“He’s had so many, but I’d probably say the Missouri game last year, when he flipped Jeremy Maclin,” says KU punt returner/defensive back Daymond Patterson.
Then, without a hint of humor or irony, Patterson adds this about the Jayhawks’ starting placekicker: “Branstetter, he’s one of the more sure tacklers on the team.”
• • •
The problem is that his genes betrayed him.
If it weren’t for the cruel realities of Branstetter’s physical makeup — despite a steady diet of protein shakes and creatine, he struggled to put on weight in high school and is resigned to the fact that he’ll probably never reach 200 pounds — he’d be playing safety or receiver or some other position in which he could get his uniform dirty on a regular basis.
This inability to transform himself into a more menacing figure, though, hasn’t kept him from trying anyway.
“He put on about 15 pounds in the offseason,” Mangino says. “Now he’s really cocky.”
Indeed, Branstetter possesses a certain innate self-confidence not typically seen in specialists. When Kansas coaches elected to attempt a fourth-down conversion against UTEP last month instead of sending Branstetter out for what would have been around a 50-yard field goal, for instance, he was visibly distraught on the sideline.
“Oh, he was mad,” says older brother Jared, who, along with the rest of the Branstetter clan, attends every Kansas game, home or away. “If it was his choice, he’d be out there on the field every play, whether it’s back there throwing the ball or catching the ball or (whatever).”
Instead, he uses his limited on-field time (he’s also 3-of-5 on field goals this season) to take out his aggression on those players with the gall to try to return one of his kicks for a significant gain.
And this is the charm of Jacob Branstetter: that a player whose position is based almost solely on discipline and precision and restraint, is a guy who plays with more emotion than anyone on the field. A daredevil. A wildman. The Renegade Kicker from Lawton.
Each time he darts downfield, legs churning, full-speed ahead, he’s risking disaster. Forget injury. Forget the damage that one blind-side block could do. Without the kicker staying back to act as a safety valve, the likelihood of an opposing player returning a kick for a touchdown — one of the sport’s most momentum-swinging feats — grows significantly.

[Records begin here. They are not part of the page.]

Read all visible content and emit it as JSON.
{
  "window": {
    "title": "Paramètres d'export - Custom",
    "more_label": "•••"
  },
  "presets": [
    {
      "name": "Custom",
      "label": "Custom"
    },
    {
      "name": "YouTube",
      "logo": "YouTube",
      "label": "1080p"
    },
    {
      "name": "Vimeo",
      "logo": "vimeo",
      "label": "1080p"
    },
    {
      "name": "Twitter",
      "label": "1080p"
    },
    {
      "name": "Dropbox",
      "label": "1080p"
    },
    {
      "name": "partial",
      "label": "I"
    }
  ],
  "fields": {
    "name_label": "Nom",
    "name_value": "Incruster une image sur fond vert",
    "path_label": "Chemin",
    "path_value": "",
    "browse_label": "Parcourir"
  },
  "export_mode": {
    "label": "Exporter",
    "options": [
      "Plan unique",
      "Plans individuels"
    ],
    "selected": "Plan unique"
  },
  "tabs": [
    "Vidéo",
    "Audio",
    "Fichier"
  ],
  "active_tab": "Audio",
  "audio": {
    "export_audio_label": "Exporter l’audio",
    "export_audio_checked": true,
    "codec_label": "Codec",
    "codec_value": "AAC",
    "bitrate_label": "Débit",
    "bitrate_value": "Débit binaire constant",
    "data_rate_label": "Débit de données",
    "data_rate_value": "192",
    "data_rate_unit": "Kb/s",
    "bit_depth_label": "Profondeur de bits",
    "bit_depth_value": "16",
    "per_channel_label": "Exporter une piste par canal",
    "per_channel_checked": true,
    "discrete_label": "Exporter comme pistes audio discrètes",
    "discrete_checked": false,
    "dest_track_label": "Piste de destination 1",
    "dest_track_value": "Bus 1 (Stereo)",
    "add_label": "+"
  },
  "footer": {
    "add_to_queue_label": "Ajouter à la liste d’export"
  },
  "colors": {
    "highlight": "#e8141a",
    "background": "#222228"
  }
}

Improbably, Mangino has been lenient with his ball-of-fury kicker up to this point — “I’ve quit telling him,” the coach says, exasperated, “but I hope he doesn’t get hurt doing it, because we’re really thin at that position” — though that understanding figures to end the first time a returner gets past Branstetter and finds himself with a clear path to paydirt. Especially considering the team’s margin for error over the next two months — with games against ranked opponents Oklahoma, Texas, Nebraska and Missouri — will be minuscule.
For his part, Branstetter seems to understand the risk of his tight-rope walk. It’s something he has clearly considered before. While there is a certain pride associated with kicking off — a certain power that comes with rendering a talented return man obsolete — there is also a responsibility that comes with the job.
It’s just that, well, he can’t really help himself.
This was the message he was attempting to relay Tuesday, in a meeting room in the team’s football complex.
“We’ve got to sometimes take those chances,” Branstetter said. “... I’m sure (quarterback Todd Reesing) will throw a ball sometimes maybe coach Mangino wishes he wouldn’t have thrown. But if he throws it and we score a 50-yard touchdown, he ain’t gonna say nothing to him about it — nobody’s going to say anything, because Todd’s a great athlete, and he’s a gunslinger. He makes plays like that. And I have that same mentality when I go in to tackle people. I understand maybe if I miss, he might go for a touchdown ... ”
And here, the renegade kicker pauses briefly, breaking into a devil-may-care grin.
“But I haven’t missed yet.”